I'm looking forward to upgrading my iPhone 11 Pro 512GB to iPhone 13 Pro 1TB soon because I have nearly run out of storage space. This is primarily due to me taking tons of photos every day and keeping them on the phone. I had a similar experience three years ago on an iPhone X 256GB, and was saved by iPhone XS having a 512GB option.
At the beginning of the week, my phone running iOS 14.8 had about 5 to 6GB of space left. This may seem a lot for those using a smaller storage tier, but having lots of files apparently cause lots of temporary data to build up. As a result, the remaining space could drop to 2GB or less depending on what you're doing and so it was becoming dangerous. Then iOS 15 came out on Tuesday and I installed it right away. After completion, I was left with just 2GB of space on the phone and it dropped to nearly zero when I attempted to do a local backup.
With the space filled up, apps slowed down or stopped working. I tried rebooting, but the phone would hang at the Apple logo indefinitely. So I put the device into recovery mode, connected it to my Mac, and did the "Update" procedure. Thankfully, the phone could boot up again after doing that and I was told that there was now more than 30GB of space available. It turned out that the photo database was flushed to make such room and so the Photos app didn't show any photos initially. Over the course of more than 24 hours the database was automatically rebuilt with just minor hiccups and everything came back. The iPhone now has about 11GB left as seen above, which should give it much more breathing room until a new device arrives.
The whole experience was unsettling. Although I didn't lose anything important this time, it should serve as a reminder to have ample storage space left at all times, proportional to the overall size.
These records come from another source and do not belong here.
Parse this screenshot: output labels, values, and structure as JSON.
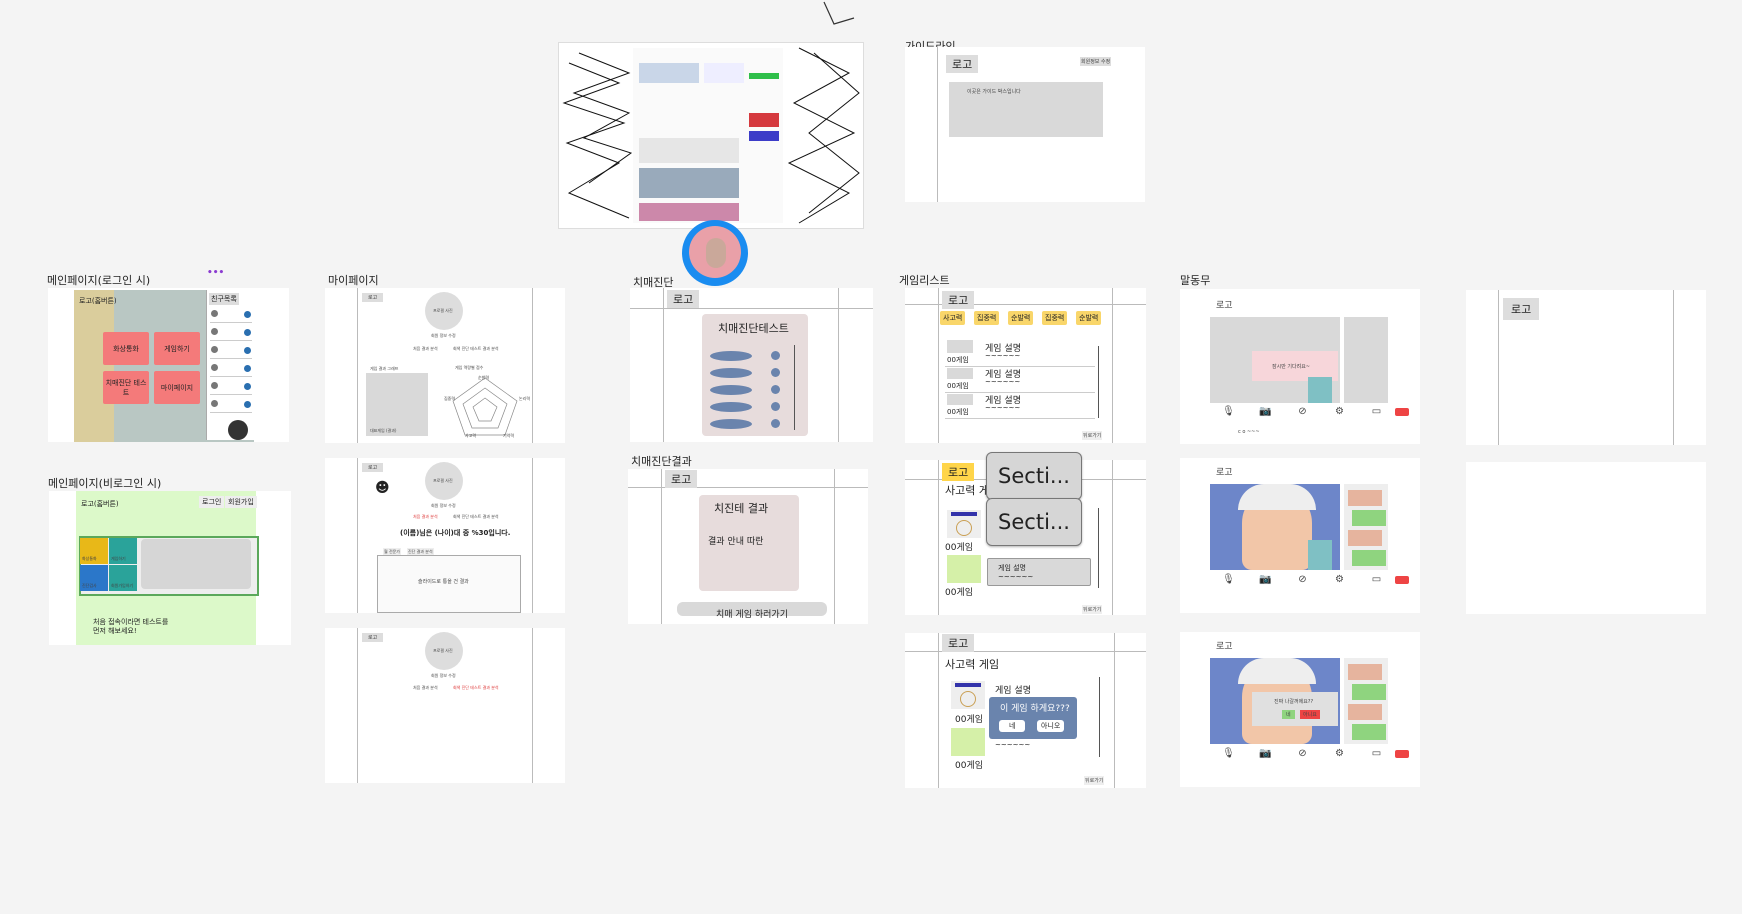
{
  "frames": {
    "guide": "가이드라인",
    "main_login": "메인페이지(로그인 시)",
    "main_guest": "메인페이지(비로그인 시)",
    "mypage": "마이페이지",
    "diag": "치매진단",
    "diag_result": "치매진단결과",
    "gamelist": "게임리스트",
    "talk": "말동무"
  },
  "common": {
    "logo": "로고",
    "logo_home": "로고(홈버튼)",
    "logo_home2": "로고(홈버튼)",
    "back": "뒤로가기",
    "profile_photo": "프로필 사진",
    "name_age": "회원 정보 수정"
  },
  "guide": {
    "top_right": "회원정보 수정",
    "content": "이곳은 가이드 박스입니다"
  },
  "main_login": {
    "btn_video": "화상통화",
    "btn_game": "게임하기",
    "btn_test": "치매진단 테스트",
    "btn_mypage": "마이페이지",
    "friends_header": "친구목록",
    "more": "•••"
  },
  "main_guest": {
    "login": "로그인",
    "signup": "회원가입",
    "tiles": [
      "화상통화",
      "게임하기",
      "진단검사",
      "회원가입하기"
    ],
    "message_line1": "처음 접속이라면 테스트를",
    "message_line2": "먼저 해보세요!"
  },
  "mypage": {
    "tab1": "처음 결과 분석",
    "tab2": "회색 진단 테스트 결과 분석",
    "graph_label": "게임 결과 그래프",
    "chart_title": "게임 역량별 점수",
    "radar_labels": [
      "순발력",
      "논리력",
      "기억력",
      "사고력",
      "집중력"
    ],
    "box_caption": "대표게임 (결과)",
    "result_sentence": "(이름)님은 (나이)대 중 %30입니다.",
    "slide_text": "슬라이드로 통을 건 결과",
    "mini_tabs": [
      "월 전문가",
      "진단 결과 분석"
    ]
  },
  "diag": {
    "title": "치매진단테스트"
  },
  "diag_result": {
    "title": "치진테 결과",
    "subtitle": "결과 안내 따란",
    "button": "치매 게임 하러가기"
  },
  "gamelist": {
    "chips": [
      "사고력",
      "집중력",
      "순발력",
      "집중력",
      "순발력"
    ],
    "game_desc": "게임 설명",
    "tilde": "~~~~~~",
    "game_name": "00게임",
    "category_title": "사고력 게임",
    "section1": "Secti...",
    "section2": "Secti...",
    "modal_question": "이 게임 하게요???",
    "modal_yes": "네",
    "modal_no": "아니오"
  },
  "talk": {
    "waiting": "잠시만 기다려요~",
    "exit_question": "진짜 나갈꺼에요??",
    "exit_yes": "네",
    "exit_no": "아니요",
    "extra": "c o ~~~"
  },
  "colors": {
    "pink_button": "#f47a7a",
    "chip_yellow": "#f9d66a",
    "pill_blue": "#6a84ad",
    "guest_bg": "#dcf9c9",
    "avatar_blue": "#1a8cf0"
  }
}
I usually use somewhere between 5 to 7GB of cellular (mobile) data per month on my iPhone because my data plan gives me 6GB and I make sure not to go over too much. But since last December, I started to notice an unintended, excessive data consumption which caused my monthly usage to hover around 9 to 12GB until April. It then subsided for a while, but it came back last month. I didn't want to pay the carrier more than what I actually used, so I decided do something about it.
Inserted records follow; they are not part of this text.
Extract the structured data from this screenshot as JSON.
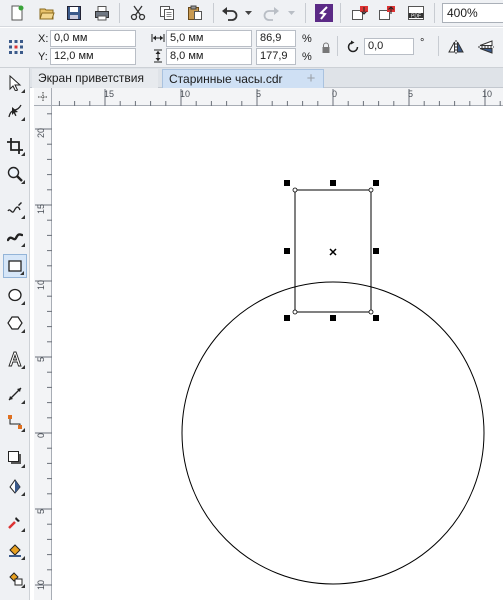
{
  "toolbar": {
    "zoom_value": "400%",
    "buttons": [
      "new-icon",
      "open-icon",
      "save-icon",
      "print-icon",
      "cut-icon",
      "copy-icon",
      "paste-icon",
      "undo-icon",
      "redo-icon",
      "corel-connect-icon",
      "import-icon",
      "export-icon",
      "publish-pdf-icon"
    ]
  },
  "propbar": {
    "x_label": "X:",
    "x_value": "0,0 мм",
    "y_label": "Y:",
    "y_value": "12,0 мм",
    "width_value": "5,0 мм",
    "height_value": "8,0 мм",
    "scale_w": "86,9",
    "scale_h": "177,9",
    "percent": "%",
    "rotation_value": "0,0",
    "degree": "°"
  },
  "tabs": [
    {
      "label": "Экран приветствия",
      "active": false
    },
    {
      "label": "Старинные часы.cdr",
      "active": true
    }
  ],
  "tab_add_label": "+",
  "rulers": {
    "horizontal": [
      "15",
      "10",
      "5",
      "0",
      "5",
      "10"
    ],
    "vertical": [
      "20",
      "15",
      "10",
      "5",
      "0",
      "5",
      "10"
    ]
  },
  "tools": [
    "pick-tool-icon",
    "shape-tool-icon",
    "crop-tool-icon",
    "zoom-tool-icon",
    "freehand-tool-icon",
    "artistic-media-tool-icon",
    "rectangle-tool-icon",
    "ellipse-tool-icon",
    "polygon-tool-icon",
    "text-tool-icon",
    "parallel-dimension-tool-icon",
    "connector-tool-icon",
    "drop-shadow-tool-icon",
    "transparency-tool-icon",
    "color-eyedropper-tool-icon",
    "interactive-fill-tool-icon",
    "smart-fill-tool-icon"
  ],
  "colors": {
    "toolbar_bg": "#eff1f4",
    "accent_logo": "#5b2a86",
    "canvas_bg": "#ffffff",
    "selected_tool_bg": "#d6e6f8"
  }
}
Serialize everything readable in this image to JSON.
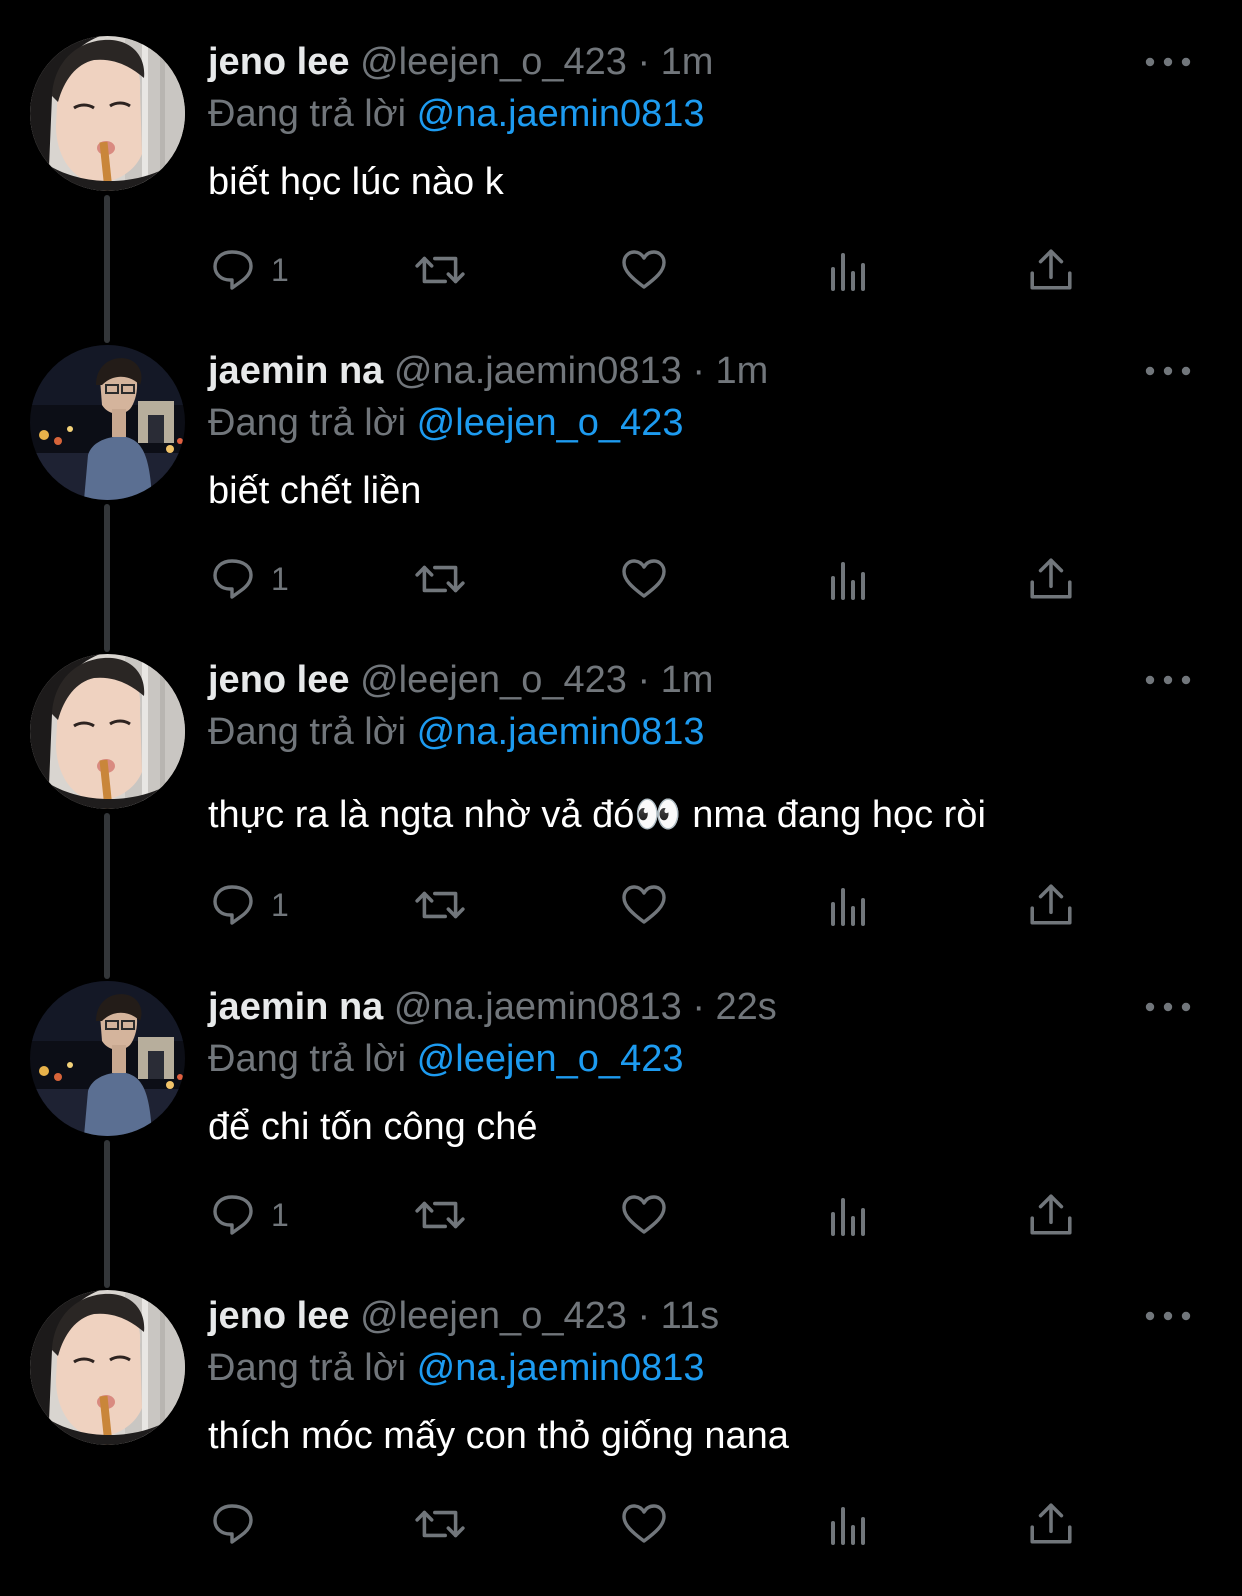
{
  "colors": {
    "background": "#000000",
    "text_primary": "#e7e9ea",
    "text_secondary": "#71767b",
    "link": "#1d9bf0",
    "thread_line": "#333639"
  },
  "reply_prefix": "Đang trả lời",
  "dot": "·",
  "icons": {
    "more": "more-horizontal-icon",
    "reply": "reply-bubble-icon",
    "retweet": "retweet-icon",
    "like": "heart-icon",
    "views": "views-bar-icon",
    "share": "share-upload-icon"
  },
  "tweets": [
    {
      "name": "jeno lee",
      "handle": "@leejen_o_423",
      "time": "1m",
      "reply_to": "@na.jaemin0813",
      "text": "biết học lúc nào k",
      "reply_count": "1",
      "avatar": "jeno-lee-avatar"
    },
    {
      "name": "jaemin na",
      "handle": "@na.jaemin0813",
      "time": "1m",
      "reply_to": "@leejen_o_423",
      "text": "biết chết liền",
      "reply_count": "1",
      "avatar": "jaemin-na-avatar"
    },
    {
      "name": "jeno lee",
      "handle": "@leejen_o_423",
      "time": "1m",
      "reply_to": "@na.jaemin0813",
      "text": "thực ra là ngta nhờ vả đó👀  nma đang học ròi",
      "reply_count": "1",
      "avatar": "jeno-lee-avatar"
    },
    {
      "name": "jaemin na",
      "handle": "@na.jaemin0813",
      "time": "22s",
      "reply_to": "@leejen_o_423",
      "text": "để chi tốn công ché",
      "reply_count": "1",
      "avatar": "jaemin-na-avatar"
    },
    {
      "name": "jeno lee",
      "handle": "@leejen_o_423",
      "time": "11s",
      "reply_to": "@na.jaemin0813",
      "text": "thích móc mấy con thỏ giống nana",
      "reply_count": "",
      "avatar": "jeno-lee-avatar"
    }
  ]
}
The root of this problem has been pinpointed to "Documents & Sync" activity under "System Services" category from fairly early on. You can see that it consumed 6.6GB of data by itself last month, out of 11.51GB total. The difficult part was determining what exact services were causing it, since there were many iOS features depending on synchronizing data and documents to iCloud. After much trial and errors, I was able to find two of them which caused most, of not all, of the issues.
One was the Photos app using the data connection to update Shared Albums and iCloud Photos. This was a bit strange because I have disabled iCloud Photos and my Shared Albums see barely any activity. Still, it had caused a burst of data consumption from time to time, spending up to nearly 1GB in about 10 minutes in the worst case and making the phone hot in the process. After disabling cellular data option within the Photos entry in the Settings app, these bursts were no more.
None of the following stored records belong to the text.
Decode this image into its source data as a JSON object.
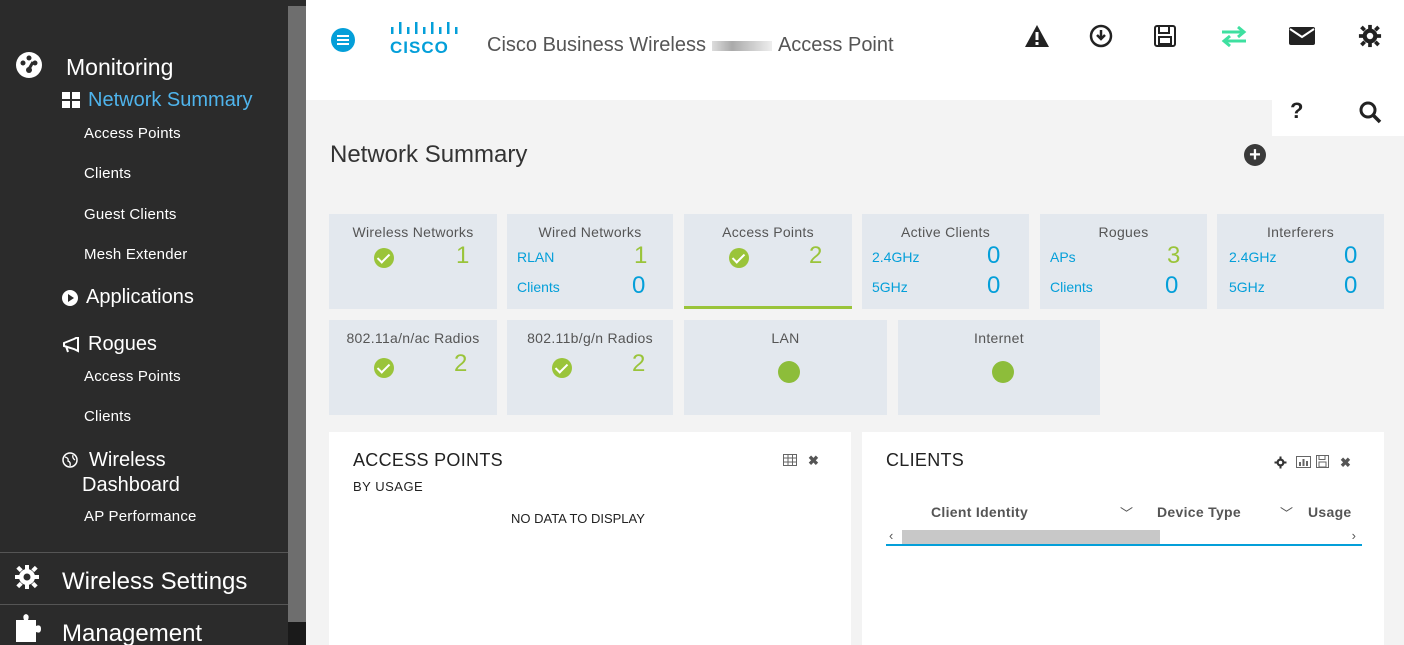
{
  "sidebar": {
    "monitoring": "Monitoring",
    "network_summary": "Network Summary",
    "access_points": "Access Points",
    "clients": "Clients",
    "guest_clients": "Guest Clients",
    "mesh_extender": "Mesh Extender",
    "applications": "Applications",
    "rogues": "Rogues",
    "rogues_access_points": "Access Points",
    "rogues_clients": "Clients",
    "wireless_dashboard_line1": "Wireless",
    "wireless_dashboard_line2": "Dashboard",
    "ap_performance": "AP Performance",
    "wireless_settings": "Wireless Settings",
    "management": "Management"
  },
  "header": {
    "logo_text": "CISCO",
    "title_part1": "Cisco Business Wireless",
    "title_part2": "Access Point"
  },
  "page": {
    "title": "Network Summary"
  },
  "tiles_row1": [
    {
      "title": "Wireless Networks",
      "value": "1"
    },
    {
      "title": "Wired Networks",
      "rlan_label": "RLAN",
      "rlan_value": "1",
      "clients_label": "Clients",
      "clients_value": "0"
    },
    {
      "title": "Access Points",
      "value": "2"
    },
    {
      "title": "Active Clients",
      "a_label": "2.4GHz",
      "a_value": "0",
      "b_label": "5GHz",
      "b_value": "0"
    },
    {
      "title": "Rogues",
      "a_label": "APs",
      "a_value": "3",
      "b_label": "Clients",
      "b_value": "0"
    },
    {
      "title": "Interferers",
      "a_label": "2.4GHz",
      "a_value": "0",
      "b_label": "5GHz",
      "b_value": "0"
    }
  ],
  "tiles_row2": [
    {
      "title": "802.11a/n/ac Radios",
      "value": "2"
    },
    {
      "title": "802.11b/g/n Radios",
      "value": "2"
    },
    {
      "title": "LAN"
    },
    {
      "title": "Internet"
    }
  ],
  "ap_panel": {
    "title": "ACCESS POINTS",
    "subtitle": "BY USAGE",
    "empty": "NO DATA TO DISPLAY"
  },
  "clients_panel": {
    "title": "CLIENTS",
    "col1": "Client Identity",
    "col2": "Device Type",
    "col3": "Usage"
  },
  "colors": {
    "accent": "#049fd9",
    "ok_green": "#9ac43a",
    "sidebar_bg": "#2b2b2b",
    "tile_bg": "#e3e8ee",
    "sync_icon": "#3ee0a0"
  }
}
The other was the iCloud Drive. When I disabled its cellular data use by using the option buried at the bottom of the Cellular entry in the Settings app, the remaining excess usage stopped. Come to think of it, the data consumed during normal use, be it using the camera, browsing the internet, or interacting with the social media, was roughly twice the previously normal level. So whatever I did, the iCloud Drive was trying to sync some undetermined data in parallel, even though I had no intention of letting it do that. The available space in the Drive did not change, so I would guess it was some sort of system-level stuff.
By the way, the Internet searches I did while trying to fix this problem revealed that a lot of people had similar experiences, but with slightly different solutions. Some people had success by adjusting settings related to iMessages or Keychain, to name a few. So my solution may not be definitive for everyone and you should treat it as a starting point.
The local sky had been clear for the past few days and it was a good chance to test the capability of the iPhone 11 Pro's Night Mode as an astrophotography tool. With a tripod, the exposure time in that mode can be extended to 30 seconds, paving the way for some basic long-exposure shots of the night sky.
For my first target, I chose the Scorpius constellation which would be in seen in the south after midnight. If the sky was particularly dark, the Milky Way would appear as the backdrop. Light pollution situation isn't getting any better around here, so the results from my iPhone weren't impressive even though the southern sky was the darkest.
To make the best of it, I took multiple shots, merged them together, and increased the contrast to make the stars stand out as you can see here. You can even find a hint of the Milky Way slightly to the left of the center. The brightest star of the constellation, Antares (Alpha Scorpii), is visible just above the star on the dead center (Tau Scorpii).
Device: iPhone 11 Pro
Settings: 26mm - ISO 5000 - 30s - f/1.8
Time: 2020-05-14 00:48-00:53 Korea Standard Time
Location: Naju, Korea
8 photos processed with Pixelmator Pro